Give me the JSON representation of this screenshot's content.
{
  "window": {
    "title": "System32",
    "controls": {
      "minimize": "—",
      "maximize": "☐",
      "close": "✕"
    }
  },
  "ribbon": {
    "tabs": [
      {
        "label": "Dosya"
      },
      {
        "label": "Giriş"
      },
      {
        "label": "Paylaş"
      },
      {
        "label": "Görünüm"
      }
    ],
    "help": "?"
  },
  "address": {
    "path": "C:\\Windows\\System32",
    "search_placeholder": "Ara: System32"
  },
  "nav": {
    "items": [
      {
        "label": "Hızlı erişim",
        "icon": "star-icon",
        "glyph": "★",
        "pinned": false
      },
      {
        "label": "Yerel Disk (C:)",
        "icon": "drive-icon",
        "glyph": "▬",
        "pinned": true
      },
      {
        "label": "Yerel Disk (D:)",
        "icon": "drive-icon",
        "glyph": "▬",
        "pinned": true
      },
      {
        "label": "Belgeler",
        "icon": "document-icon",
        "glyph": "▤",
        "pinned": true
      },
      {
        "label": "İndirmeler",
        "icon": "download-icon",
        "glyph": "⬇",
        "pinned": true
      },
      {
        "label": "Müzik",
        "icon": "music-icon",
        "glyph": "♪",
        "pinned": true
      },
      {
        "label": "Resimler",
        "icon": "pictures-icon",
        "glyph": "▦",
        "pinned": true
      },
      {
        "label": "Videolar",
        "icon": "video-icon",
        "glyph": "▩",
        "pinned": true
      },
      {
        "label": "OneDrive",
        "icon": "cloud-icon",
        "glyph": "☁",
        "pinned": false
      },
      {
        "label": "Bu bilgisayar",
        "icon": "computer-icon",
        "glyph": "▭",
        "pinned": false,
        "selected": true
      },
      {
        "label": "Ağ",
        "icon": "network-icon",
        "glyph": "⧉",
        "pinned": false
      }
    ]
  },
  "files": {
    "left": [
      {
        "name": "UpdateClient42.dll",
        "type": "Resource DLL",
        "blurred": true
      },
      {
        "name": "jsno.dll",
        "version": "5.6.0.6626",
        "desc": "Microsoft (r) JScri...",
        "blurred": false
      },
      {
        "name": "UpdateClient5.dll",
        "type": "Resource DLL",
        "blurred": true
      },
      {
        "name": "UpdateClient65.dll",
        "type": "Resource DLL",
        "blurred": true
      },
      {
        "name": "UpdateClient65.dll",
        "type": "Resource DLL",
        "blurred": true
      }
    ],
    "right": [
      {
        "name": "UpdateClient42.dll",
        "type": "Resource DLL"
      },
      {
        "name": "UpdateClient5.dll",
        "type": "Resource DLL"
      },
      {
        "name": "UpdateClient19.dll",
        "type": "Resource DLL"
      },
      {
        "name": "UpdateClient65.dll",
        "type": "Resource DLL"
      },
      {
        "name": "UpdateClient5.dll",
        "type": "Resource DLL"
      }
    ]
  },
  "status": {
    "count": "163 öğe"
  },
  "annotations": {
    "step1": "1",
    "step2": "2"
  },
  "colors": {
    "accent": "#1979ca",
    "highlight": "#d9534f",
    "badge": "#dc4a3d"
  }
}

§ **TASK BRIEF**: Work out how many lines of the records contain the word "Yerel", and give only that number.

§ **OUTPUT OF THE TASK**: 2